Tag Archives: Tudor fiction

#BookReview ‘The Queen’s Lady’ by @joannahickson #historical #Tudor

The Queen’s Lady by Joanna Hickson is a delightful read about a key woman behind the scenes of the Tudor crown, trusted and loved by two queens. Second in the ‘Queens of the Tower’ series, it follows Lady Joan Guildford nee Vaux who we first met in The Lady of the Ravens. Joan is now lady-in-waiting to Queen Elizabeth, wife of Henry VII and mother of Prince Arthur and Prince Henry. Joanna HicksonIt is 1502 and the story starts as Arthur, Prince of Wales, marries Princess Katherine of Aragon. There are worries for Arthur’s health and when a messenger knocks on the door late one night, he brings a request that ‘Mother Guildford’ should rush to the side of the Queen. Loyalties change overnight and friendships disappear. The storyline of the Tudors is well-known but this book shows the history from the point of view of courtiers, the way the court worked and the fragility of such positions in the gift of the king. After Arthur’s death, followed quickly by that of his queen, Henry VII becomes insular and paranoid, he listens to new advisors and fears those closest to him are treacherous. Joan’s husband Richard is accused of fraud and, despite Joan’s history as governess to countless princes and princesses, the family lose their position at court.
When reading some historical novels, I find myself questioning the history and noticing the heavy use of historical fact. Hickson’s writing is a delight, she conjures the period with a light touch. Joan is present at a series of critical events of the period – the meeting with the French king at the Field of the Cloth of Gold, the coronation of Henry VIII and marriage to Katherine of Aragon, Princess Mary’s journey to Scotland and marriage to King James, and the journey to France with Princess Margaret to marry Louis XII.
There is romance, hardship, fear, grief and new love. The ravens are still there but are not central to this story, as they were the first.
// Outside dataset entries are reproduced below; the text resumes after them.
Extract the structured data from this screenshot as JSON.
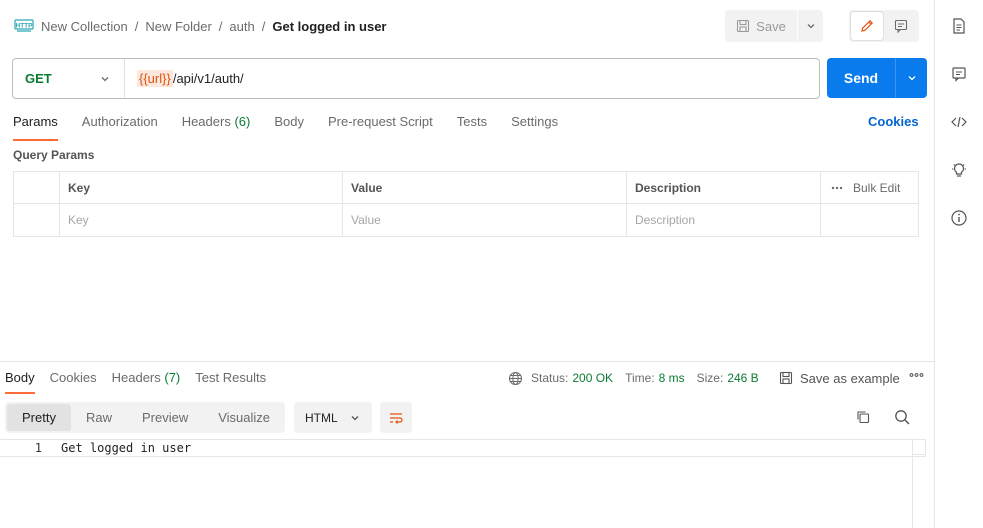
{
  "breadcrumb": {
    "items": [
      "New Collection",
      "New Folder",
      "auth"
    ],
    "separator": "/",
    "current": "Get logged in user"
  },
  "toolbar": {
    "save_label": "Save"
  },
  "request": {
    "method": "GET",
    "url_variable": "{{url}}",
    "url_path": "/api/v1/auth/",
    "send_label": "Send"
  },
  "request_tabs": [
    {
      "label": "Params",
      "count": ""
    },
    {
      "label": "Authorization",
      "count": ""
    },
    {
      "label": "Headers",
      "count": "(6)"
    },
    {
      "label": "Body",
      "count": ""
    },
    {
      "label": "Pre-request Script",
      "count": ""
    },
    {
      "label": "Tests",
      "count": ""
    },
    {
      "label": "Settings",
      "count": ""
    }
  ],
  "cookies_link": "Cookies",
  "query_params": {
    "title": "Query Params",
    "headers": {
      "key": "Key",
      "value": "Value",
      "description": "Description",
      "bulk_edit": "Bulk Edit"
    },
    "placeholders": {
      "key": "Key",
      "value": "Value",
      "description": "Description"
    }
  },
  "response_tabs": [
    {
      "label": "Body",
      "count": ""
    },
    {
      "label": "Cookies",
      "count": ""
    },
    {
      "label": "Headers",
      "count": "(7)"
    },
    {
      "label": "Test Results",
      "count": ""
    }
  ],
  "response_meta": {
    "status_label": "Status:",
    "status_value": "200 OK",
    "time_label": "Time:",
    "time_value": "8 ms",
    "size_label": "Size:",
    "size_value": "246 B",
    "save_example": "Save as example"
  },
  "format_tabs": [
    "Pretty",
    "Raw",
    "Preview",
    "Visualize"
  ],
  "language": "HTML",
  "response_body": [
    {
      "line": "1",
      "text": "Get logged in user"
    }
  ],
  "colors": {
    "accent": "#ff6c37",
    "send": "#097bed",
    "method_get": "#0a7d33",
    "link": "#0265d2",
    "variable": "#e2520d"
  }
}
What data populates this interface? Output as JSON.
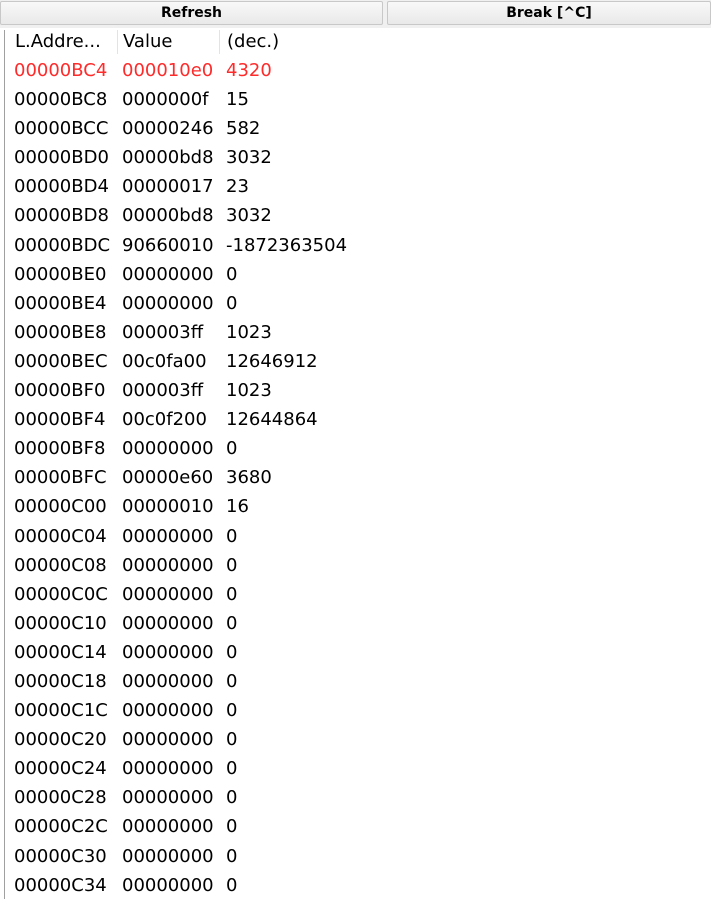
{
  "toolbar": {
    "refresh_label": "Refresh",
    "break_label": "Break [^C]"
  },
  "columns": {
    "address": "L.Addre...",
    "value": "Value",
    "decimal": "(dec.)"
  },
  "colors": {
    "highlight_row": "#ff2a2a"
  },
  "rows": [
    {
      "address": "00000BC4",
      "value": "000010e0",
      "decimal": "4320",
      "highlighted": true
    },
    {
      "address": "00000BC8",
      "value": "0000000f",
      "decimal": "15"
    },
    {
      "address": "00000BCC",
      "value": "00000246",
      "decimal": "582"
    },
    {
      "address": "00000BD0",
      "value": "00000bd8",
      "decimal": "3032"
    },
    {
      "address": "00000BD4",
      "value": "00000017",
      "decimal": "23"
    },
    {
      "address": "00000BD8",
      "value": "00000bd8",
      "decimal": "3032"
    },
    {
      "address": "00000BDC",
      "value": "90660010",
      "decimal": "-1872363504"
    },
    {
      "address": "00000BE0",
      "value": "00000000",
      "decimal": "0"
    },
    {
      "address": "00000BE4",
      "value": "00000000",
      "decimal": "0"
    },
    {
      "address": "00000BE8",
      "value": "000003ff",
      "decimal": "1023"
    },
    {
      "address": "00000BEC",
      "value": "00c0fa00",
      "decimal": "12646912"
    },
    {
      "address": "00000BF0",
      "value": "000003ff",
      "decimal": "1023"
    },
    {
      "address": "00000BF4",
      "value": "00c0f200",
      "decimal": "12644864"
    },
    {
      "address": "00000BF8",
      "value": "00000000",
      "decimal": "0"
    },
    {
      "address": "00000BFC",
      "value": "00000e60",
      "decimal": "3680"
    },
    {
      "address": "00000C00",
      "value": "00000010",
      "decimal": "16"
    },
    {
      "address": "00000C04",
      "value": "00000000",
      "decimal": "0"
    },
    {
      "address": "00000C08",
      "value": "00000000",
      "decimal": "0"
    },
    {
      "address": "00000C0C",
      "value": "00000000",
      "decimal": "0"
    },
    {
      "address": "00000C10",
      "value": "00000000",
      "decimal": "0"
    },
    {
      "address": "00000C14",
      "value": "00000000",
      "decimal": "0"
    },
    {
      "address": "00000C18",
      "value": "00000000",
      "decimal": "0"
    },
    {
      "address": "00000C1C",
      "value": "00000000",
      "decimal": "0"
    },
    {
      "address": "00000C20",
      "value": "00000000",
      "decimal": "0"
    },
    {
      "address": "00000C24",
      "value": "00000000",
      "decimal": "0"
    },
    {
      "address": "00000C28",
      "value": "00000000",
      "decimal": "0"
    },
    {
      "address": "00000C2C",
      "value": "00000000",
      "decimal": "0"
    },
    {
      "address": "00000C30",
      "value": "00000000",
      "decimal": "0"
    },
    {
      "address": "00000C34",
      "value": "00000000",
      "decimal": "0"
    }
  ]
}
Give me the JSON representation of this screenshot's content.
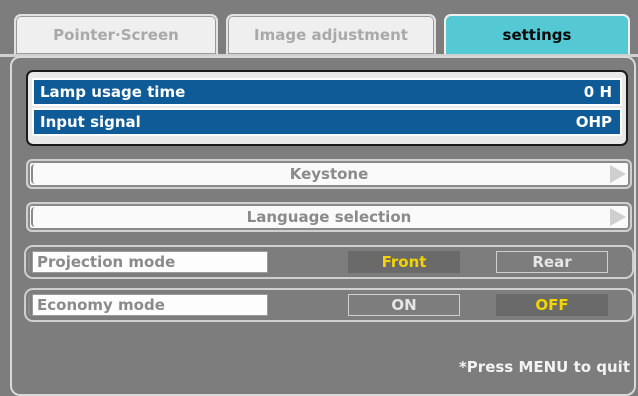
{
  "tabs": [
    {
      "label": "Pointer·Screen",
      "active": false
    },
    {
      "label": "Image adjustment",
      "active": false
    },
    {
      "label": "settings",
      "active": true
    }
  ],
  "info": {
    "lamp_label": "Lamp usage time",
    "lamp_value": "0 H",
    "input_label": "Input signal",
    "input_value": "OHP"
  },
  "menu": {
    "keystone": "Keystone",
    "language": "Language selection"
  },
  "projection_mode": {
    "label": "Projection mode",
    "options": [
      "Front",
      "Rear"
    ],
    "selected": "Front"
  },
  "economy_mode": {
    "label": "Economy mode",
    "options": [
      "ON",
      "OFF"
    ],
    "selected": "OFF"
  },
  "footer": "*Press MENU to quit",
  "colors": {
    "background": "#7d7d7d",
    "active_tab": "#54c8d3",
    "info_row": "#0f5b98",
    "selected_text": "#f2d400"
  }
}
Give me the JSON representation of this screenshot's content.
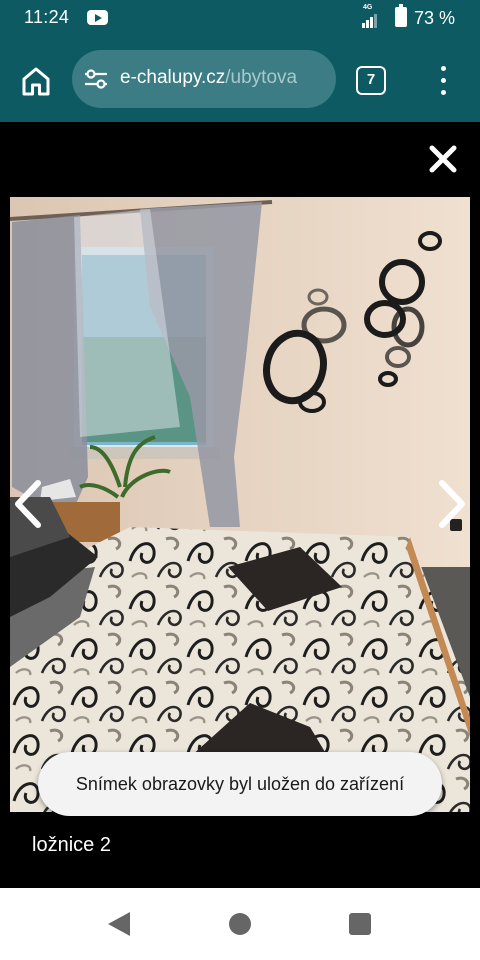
{
  "status_bar": {
    "time": "11:24",
    "network_type": "4G",
    "battery_percent": "73 %",
    "notification_icon": "youtube-icon",
    "colors": {
      "background": "#0e5a63"
    }
  },
  "browser": {
    "url_domain": "e-chalupy.cz",
    "url_path": "/ubytova",
    "tab_count": "7",
    "icons": [
      "home-icon",
      "site-settings-icon",
      "more-vertical-icon"
    ]
  },
  "gallery": {
    "caption": "ložnice 2",
    "icons": [
      "close-icon",
      "chevron-left-icon",
      "chevron-right-icon"
    ],
    "photo_alt": "bedroom photo"
  },
  "toast": {
    "message": "Snímek obrazovky byl uložen do zařízení"
  },
  "system_nav": {
    "icons": [
      "back-icon",
      "home-circle-icon",
      "recents-icon"
    ]
  }
}
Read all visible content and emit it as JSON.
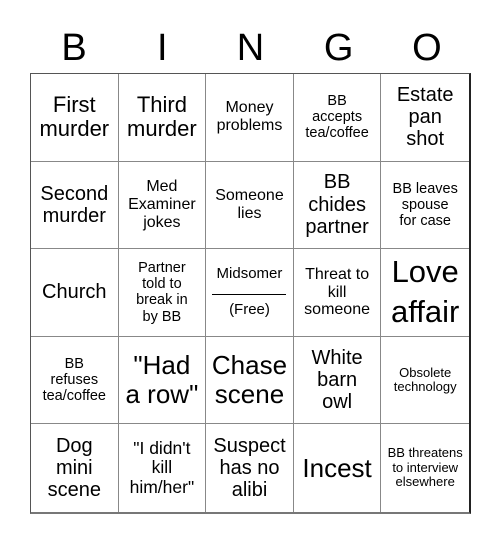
{
  "header": {
    "letters": [
      "B",
      "I",
      "N",
      "G",
      "O"
    ]
  },
  "board": {
    "rows": [
      [
        "First\nmurder",
        "Third\nmurder",
        "Money\nproblems",
        "BB\naccepts\ntea/coffee",
        "Estate\npan\nshot"
      ],
      [
        "Second\nmurder",
        "Med\nExaminer\njokes",
        "Someone\nlies",
        "BB\nchides\npartner",
        "BB leaves\nspouse\nfor case"
      ],
      [
        "Church",
        "Partner\ntold to\nbreak in\nby BB",
        "FREE",
        "Threat to\nkill\nsomeone",
        "Love\naffair"
      ],
      [
        "BB\nrefuses\ntea/coffee",
        "\"Had\na row\"",
        "Chase\nscene",
        "White\nbarn\nowl",
        "Obsolete\ntechnology"
      ],
      [
        "Dog\nmini\nscene",
        "\"I didn't\nkill\nhim/her\"",
        "Suspect\nhas no\nalibi",
        "Incest",
        "BB threatens\nto interview\nelsewhere"
      ]
    ],
    "free_space": {
      "title": "Midsomer",
      "label": "(Free)"
    }
  }
}
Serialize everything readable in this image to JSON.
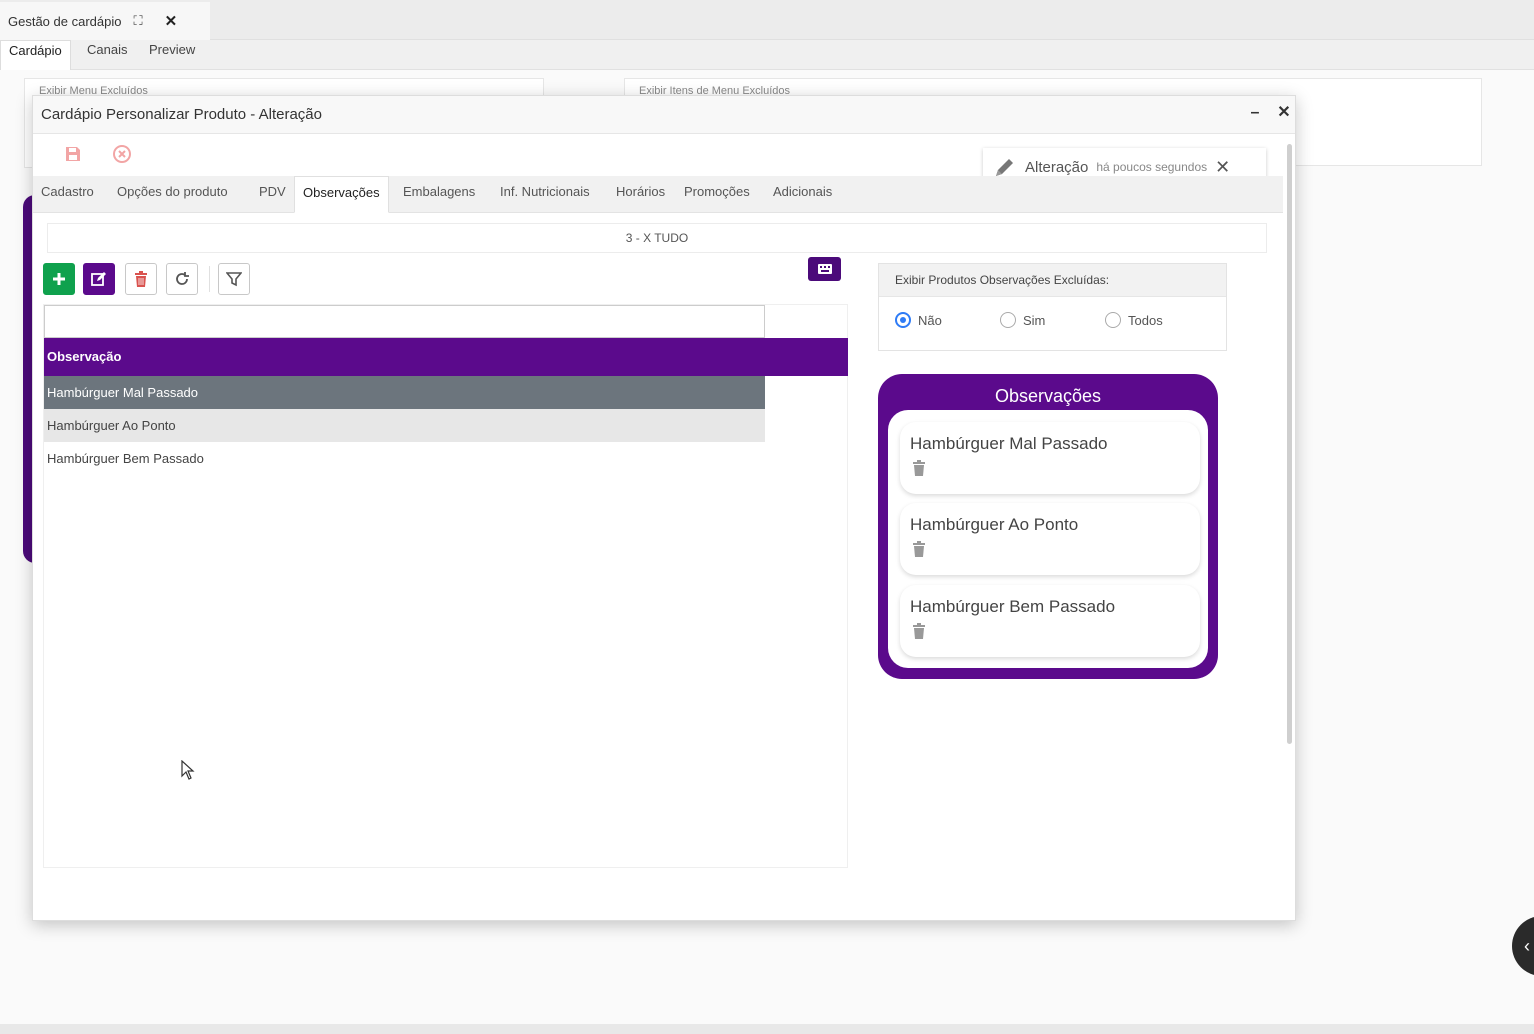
{
  "app": {
    "tab_title": "Gestão de cardápio",
    "subtabs": [
      "Cardápio",
      "Canais",
      "Preview"
    ],
    "bg_panels": [
      "Exibir Menu Excluídos",
      "Exibir Itens de Menu Excluídos"
    ]
  },
  "modal": {
    "title": "Cardápio Personalizar Produto - Alteração",
    "notification": {
      "title": "Alteração",
      "time": "há poucos segundos"
    },
    "tabs": [
      "Cadastro",
      "Opções do produto",
      "PDV",
      "Observações",
      "Embalagens",
      "Inf. Nutricionais",
      "Horários",
      "Promoções",
      "Adicionais"
    ],
    "active_tab": "Observações",
    "product": "3 - X TUDO",
    "grid": {
      "filter_value": "",
      "header": "Observação",
      "rows": [
        "Hambúrguer Mal Passado",
        "Hambúrguer Ao Ponto",
        "Hambúrguer Bem Passado"
      ],
      "selected_row": "Hambúrguer Mal Passado"
    },
    "excluded_filter": {
      "label": "Exibir Produtos Observações Excluídas:",
      "options": [
        "Não",
        "Sim",
        "Todos"
      ],
      "selected": "Não"
    },
    "obs_card": {
      "title": "Observações",
      "items": [
        "Hambúrguer Mal Passado",
        "Hambúrguer Ao Ponto",
        "Hambúrguer Bem Passado"
      ]
    }
  },
  "colors": {
    "accent_purple": "#5b0a8c",
    "add_green": "#0fa14d",
    "selected_row": "#6c757d",
    "radio_blue": "#2f7cf6",
    "delete_red": "#d9534f"
  },
  "icons": [
    "expand-icon",
    "close-icon",
    "save-icon",
    "cancel-icon",
    "pencil-icon",
    "plus-icon",
    "edit-icon",
    "trash-icon",
    "refresh-icon",
    "filter-icon",
    "keyboard-icon",
    "chevron-left-icon",
    "mouse-cursor-icon"
  ]
}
It’s not clear if this is simply the sequel to the first Joan Vaux book, or whether Hickson will continue with a third.
Joan Guildford died in 1538 at the age of 75, eighteen years after the ending of this novel. So plenty more years for Hickson to imagine the life of this fascinating woman.
Don’t miss it.

Click the title to read my review of THE LADY OF THE RAVENS, first in the Queens of the Tower series.

If you like this, try:-
Winter Pilgrims’ by Toby Clements
The Forgotten Sister’ by Nicola Cornick
Cecily’ by Annie Garthwaite

And if you’d like to tweet a link to THIS post, here’s my suggested tweet:
THE QUEEN’S LADY by @joannahickson #bookreview https://wp.me/p2ZHJe-63w via @SandraDanby

Book review: The Lady of the Rivers

Philippa GregoryYet again, Philippa Gregory brings history alive. Her story of Jacquetta of Luxembourg, from her first encounter with Joan of Arc, kept me riveted. She is so attuned to the period and the language that her writing is seamless. At no point does the research show itself. And there is a lot of research, Gregory herself admits she does four months of solid research before starting to write. She also says that she often finds the idea for a different novel when she is researching another.

It may seem to the outsider that Gregory re-invents the same story – ‘what another Tudor woman?’ But this could not be further from the truth. Witchcraft is an intriguing story thread throughout this book, something introduced in The White Queen about Jacquetta’s daughter Elizabeth Woodville. Women are obliged to hide their knowledge and skills in order to survive, knowledge that today we would think of as alternative medicine and gardening by the phases of the moon. My knowledge of the period, the Wars of the Roses, the various kings and factions, is definitely improving though I was concerned that the reverse-telling of the Cousins’ War series would eliminate some of the tension. After all we know the fate of many of the characters, but her plotting and the scheming of the characters kept me reading.

I do think, though, that the titles and cover design is getting a little repetitive and lends confusion. I have been given duplicate copies as gifts, because of confusion between The Red Queen and The White Queen.

If you like this, try:-
‘Dark Aemilia’ by Sally O’Reilly
‘Wolf Hall’ by Hilary Mantel
‘Kings and Queens’ by Terry Tyler

‘The Lady of the Rivers’ by Philippa Gregory [UK: Simon & Schuster]

And if you’d like to tweet a link to THIS post, here’s my suggested tweet:
THE LADY OF THE RIVERS by @PhilippaGBooks #bookreview via @SandraDanby http://wp.me/p5gEM4-lT